John Major has intervened to prevent regional development agencies in different parts of the country bidding against one another for prestige inward investment projects.

The move is understood to have been prompted by Downing Street's anxiety to avoid unseemly squabbles between rival agencies and Government departments in the run-up to the general election, particularly on projects where large numbers of new jobs are at stake.

The Prime Minister is believed to have called in ministers from the Welsh, Scottish and Northern Ireland offices together with representatives from their regional development agencies to emphasis the need for a co-ordinated approach.

There was uproar in Scotland two months ago when it was reported that the Korean electronics giant Lucky Goldstar had decided to locate a pounds 1bn plant in Wales. William Hague, the Secretary of State for Wales, is thought to have offered a subsidy of up to pounds 150m to win the project, which could create 4,000 jobs.

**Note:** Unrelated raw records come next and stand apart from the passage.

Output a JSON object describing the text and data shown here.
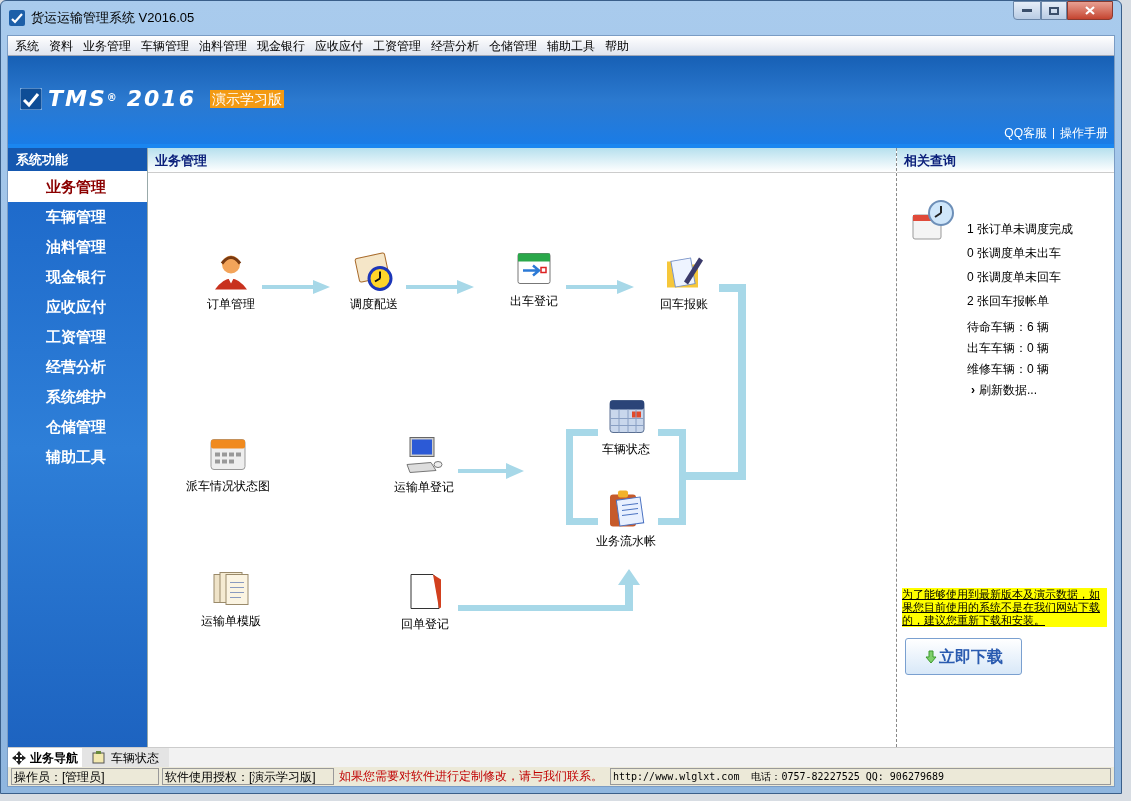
{
  "window": {
    "title": "货运运输管理系统 V2016.05"
  },
  "menu": [
    "系统",
    "资料",
    "业务管理",
    "车辆管理",
    "油料管理",
    "现金银行",
    "应收应付",
    "工资管理",
    "经营分析",
    "仓储管理",
    "辅助工具",
    "帮助"
  ],
  "banner": {
    "logo": "TMS",
    "logo_mark": "®",
    "year": "2016",
    "edition": "演示学习版",
    "links": [
      "QQ客服",
      "操作手册"
    ]
  },
  "sidebar": {
    "title": "系统功能",
    "items": [
      {
        "label": "业务管理",
        "selected": true
      },
      {
        "label": "车辆管理",
        "selected": false
      },
      {
        "label": "油料管理",
        "selected": false
      },
      {
        "label": "现金银行",
        "selected": false
      },
      {
        "label": "应收应付",
        "selected": false
      },
      {
        "label": "工资管理",
        "selected": false
      },
      {
        "label": "经营分析",
        "selected": false
      },
      {
        "label": "系统维护",
        "selected": false
      },
      {
        "label": "仓储管理",
        "selected": false
      },
      {
        "label": "辅助工具",
        "selected": false
      }
    ]
  },
  "workflow": {
    "title": "业务管理",
    "nodes": [
      {
        "label": "订单管理",
        "kind": "operator"
      },
      {
        "label": "调度配送",
        "kind": "dispatch"
      },
      {
        "label": "出车登记",
        "kind": "departure"
      },
      {
        "label": "回车报账",
        "kind": "report"
      },
      {
        "label": "派车情况状态图",
        "kind": "calendar"
      },
      {
        "label": "运输单登记",
        "kind": "computer"
      },
      {
        "label": "车辆状态",
        "kind": "schedule"
      },
      {
        "label": "业务流水帐",
        "kind": "clipboard"
      },
      {
        "label": "运输单模版",
        "kind": "documents"
      },
      {
        "label": "回单登记",
        "kind": "blank"
      }
    ]
  },
  "related": {
    "title": "相关查询",
    "counts": [
      "1 张订单未调度完成",
      "0 张调度单未出车",
      "0 张调度单未回车",
      "2 张回车报帐单"
    ],
    "vehicles": [
      "待命车辆：6 辆",
      "出车车辆：0 辆",
      "维修车辆：0 辆"
    ],
    "refresh_mark": "›",
    "refresh": "刷新数据...",
    "notice": "为了能够使用到最新版本及演示数据，如果您目前使用的系统不是在我们网站下载的，建议您重新下载和安装。",
    "download": "立即下载"
  },
  "bottom_tabs": [
    {
      "label": "业务导航",
      "selected": true
    },
    {
      "label": "车辆状态",
      "selected": false
    }
  ],
  "status_bar": [
    {
      "text": "操作员：[管理员]",
      "kind": "plain"
    },
    {
      "text": "软件使用授权：[演示学习版]",
      "kind": "plain"
    },
    {
      "text": "如果您需要对软件进行定制修改，请与我们联系。",
      "kind": "alert"
    },
    {
      "text": "http://www.wlglxt.com  电话：0757-82227525 QQ: 906279689",
      "kind": "mono"
    }
  ]
}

The Koreans pointedly refused to confirm they had chosen Wales, although it now appears that the plant will be sited in Newport, Gwent and that an announcement is imminent.

Scotland had been bidding to have the factory built in Lanarkshire while Ireland was also a contender.

News of Mr Major's intervention came as the Invest in Britain Bureau announced its most successful year yet with a record 477 inward investment projects in 1995/96 worth pounds 7bn-pounds 8bn, creating 48,000 jobs and safeguarding a further 97,000.

In the past three years Britain has attracted 1,350 projects from overseas, creating or safeguarding 285,000 jobs.

The biggest single investment was a pounds 1.1bn project by Siemens to build a semiconductor plant in the North-east - one of 58 inward investments from Germany.

The President of the Board of Trade, Ian Lang, rejected suggestions that Britain was nearing saturation point after accounting for 40 per cent of all US and Japanese investment into the European Union.

But he indicated that the number of new investors was likely to fall, meaning that the IBB would concentrate more and more effort on overseas companies which already had operations in Britain. Expansion by existing investors accounted for 57 per cent of the 477 projects clinched last year, compared with 55 per cent in 1994/95 and less than half at the start of the decade.

Mr Lang also denied that the Euro-sceptic wing of the Conservative party was deterring overseas companies from investing in Britain for fear of it becoming increasingly semi-detached from the rest of Europe.

"I see no indication of any anxiety because the Government remains committed to Europe and the single market."

Mr Lang said that the policies of Labour would put inward investors off in droves. But IBB sources said their soundings, particularly in the Pacific Rim, suggested that companies would not be influenced by a change of government.

Their overwhelming view also was that Britain was committed to Europe and likely to end up taking part in a single currency.

Of the total investments last year 46 per cent were by North American companies while 35 per cent were from Europe and 17 per cent from Asia- Pacific.